“Have you ripped your vest?”


“You’ve got a hole in the back of it.”

“I’ve got a hole in the back of my vest?”


When conversations are longer than they need to be, it always makes me giggle. Above is a genuine conversation between two people I shared a train with one day. I love listening to conversations that go around the houses- although I do admit that taking part in them can be really frustrating, especially when you are trying to get somewhere! But it makes me think- in everyday conversation we can all go around the houses before ending up at our destination.

But change that to text language, which is on the rise as the favoured prose of young people, and its a very different story. “missd U 2day, call l8r”. Short, sharp and straight to the point.

I wonder where language is in all this; and where it will be. In many ways, we are writing more than we ever did through the joys of Twitter, Facebook, texts, emails and even blogs like this one.

But what language are we using? Our language changes – it always has; that’s what makes it alive- and we all move with the times. Microsoft Word, for example, insists on correcting me for putting a ‘u’ in ‘colour’ and an ‘s’ in ‘prioritise’. And so Americanisms encroach on our English. But text language will soon take over too and we will find speed will become increasingly more important than flair.

We may even lose those beautiful silent letters so stolen from our Latin and French ancestors.

We may be writing more, which is great. But at what cost?


Joyous Jubilee?

What are your thoughts on the monarchy, I wonder? Love them? Hate them? Totally indifferent?

Whatever your thoughts, or even your politics, there is such a great atmosphere in the air, as street parties happen, as entertainment rolls on in the local square and as people seek to reach out to their neighbours. Cooking and baking is piled high on tables on the streets as more residents come out of their homes and add more to the plethora of goodies to choose from.

A local street party

People from all over get involved in community crafts as huge towers are constructed out of cardboard boxes and raised high in the square. People chat, amicably and warmly and catch up on each other’s lives; even if they saw them just that morning. Maybe for others, old friendships are rekindled or repaired as the opportunity arises to talk about everything and nothing, all at the same time.

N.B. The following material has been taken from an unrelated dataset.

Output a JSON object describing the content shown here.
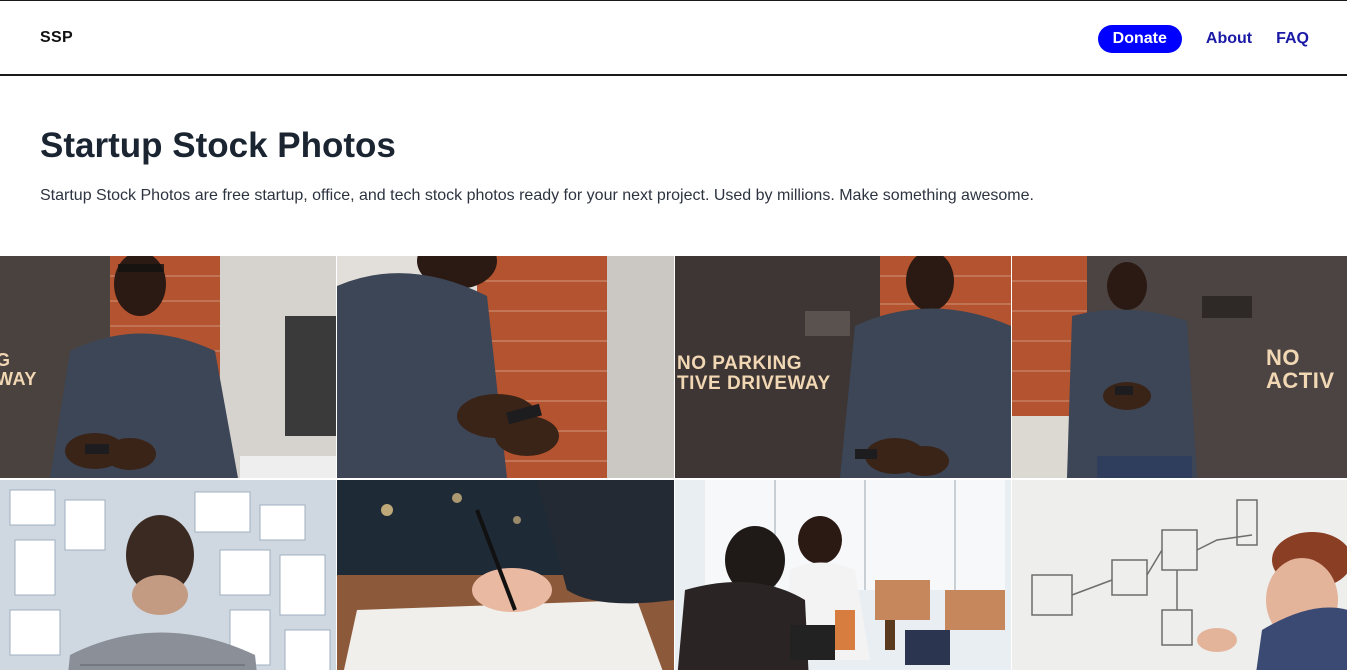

A tower made of cardboard boxes – and it got even bigger!

Love it or hate it, the Jubilee celebrations have created something really important, and often missing from our twenty-first century lives.

Welcome to Community.